_Task details_
Out of the lines below, please list those that hold the string "title".

··· Records for processing ···

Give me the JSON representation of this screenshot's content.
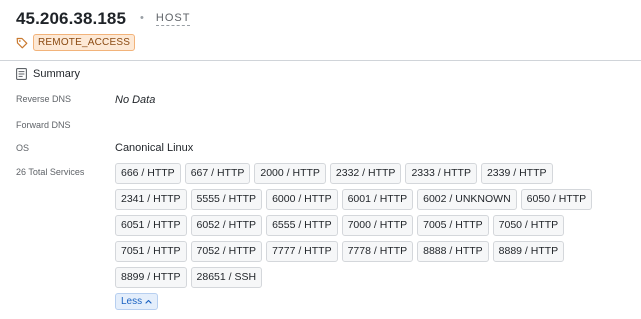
{
  "header": {
    "ip": "45.206.38.185",
    "separator": "•",
    "type_label": "HOST",
    "tag_icon": "tag-icon",
    "tag": "REMOTE_ACCESS"
  },
  "summary": {
    "icon": "document-list-icon",
    "title": "Summary",
    "reverse_dns": {
      "label": "Reverse DNS",
      "value": "No Data"
    },
    "forward_dns": {
      "label": "Forward DNS",
      "value": ""
    },
    "os": {
      "label": "OS",
      "value": "Canonical Linux"
    },
    "services_label": "26 Total Services",
    "services": [
      "666 / HTTP",
      "667 / HTTP",
      "2000 / HTTP",
      "2332 / HTTP",
      "2333 / HTTP",
      "2339 / HTTP",
      "2341 / HTTP",
      "5555 / HTTP",
      "6000 / HTTP",
      "6001 / HTTP",
      "6002 / UNKNOWN",
      "6050 / HTTP",
      "6051 / HTTP",
      "6052 / HTTP",
      "6555 / HTTP",
      "7000 / HTTP",
      "7005 / HTTP",
      "7050 / HTTP",
      "7051 / HTTP",
      "7052 / HTTP",
      "7777 / HTTP",
      "7778 / HTTP",
      "8888 / HTTP",
      "8889 / HTTP",
      "8899 / HTTP",
      "28651 / SSH"
    ],
    "less_label": "Less",
    "less_icon": "chevron-up-icon"
  }
}
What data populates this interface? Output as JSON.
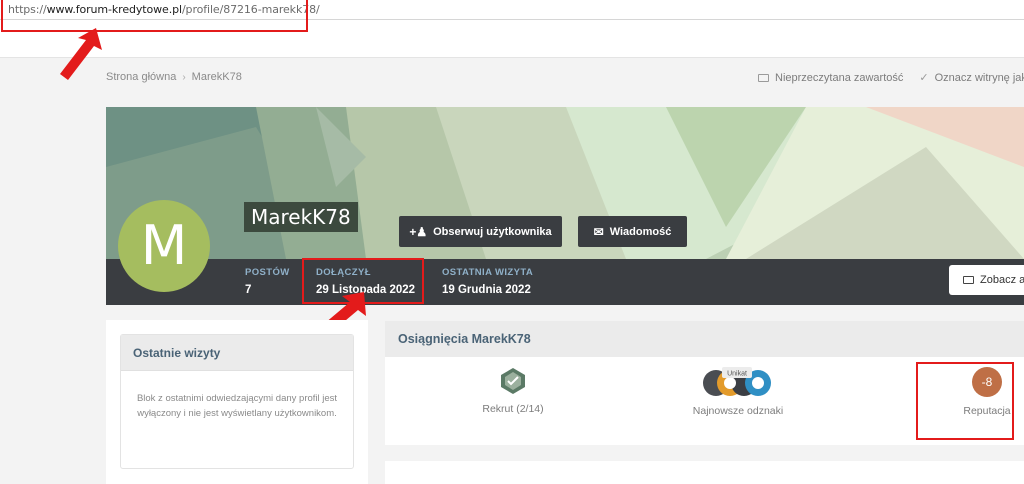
{
  "browser": {
    "url_prefix": "https://",
    "url_host": "www.forum-kredytowe.pl",
    "url_path": "/profile/87216-marekk78/"
  },
  "breadcrumb": {
    "home": "Strona główna",
    "separator": "›",
    "current": "MarekK78"
  },
  "top_links": {
    "unread": "Nieprzeczytana zawartość",
    "mark_read": "Oznacz witrynę jak"
  },
  "profile": {
    "avatar_letter": "M",
    "username": "MarekK78",
    "follow_button": "Obserwuj użytkownika",
    "message_button": "Wiadomość",
    "view_button": "Zobacz al",
    "stats": {
      "posts_label": "POSTÓW",
      "posts_value": "7",
      "joined_label": "DOŁĄCZYŁ",
      "joined_value": "29 Listopada 2022",
      "last_visit_label": "OSTATNIA WIZYTA",
      "last_visit_value": "19 Grudnia 2022"
    },
    "colors": {
      "avatar": "#a5bd5f",
      "stats_bar": "#3a3d41",
      "highlight": "#e31b1b"
    }
  },
  "recent_visits": {
    "title": "Ostatnie wizyty",
    "text": "Blok z ostatnimi odwiedzającymi dany profil jest wyłączony i nie jest wyświetlany użytkownikom."
  },
  "achievements": {
    "title": "Osiągnięcia MarekK78",
    "rank_label": "Rekrut (2/14)",
    "badges_label": "Najnowsze odznaki",
    "badge_tag": "Unikat",
    "reputation_value": "-8",
    "reputation_label": "Reputacja"
  }
}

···

_Task solution_
    "title": "Summary",
    "title": "Ostatnie wizyty",
    "title": "Osiągnięcia MarekK78",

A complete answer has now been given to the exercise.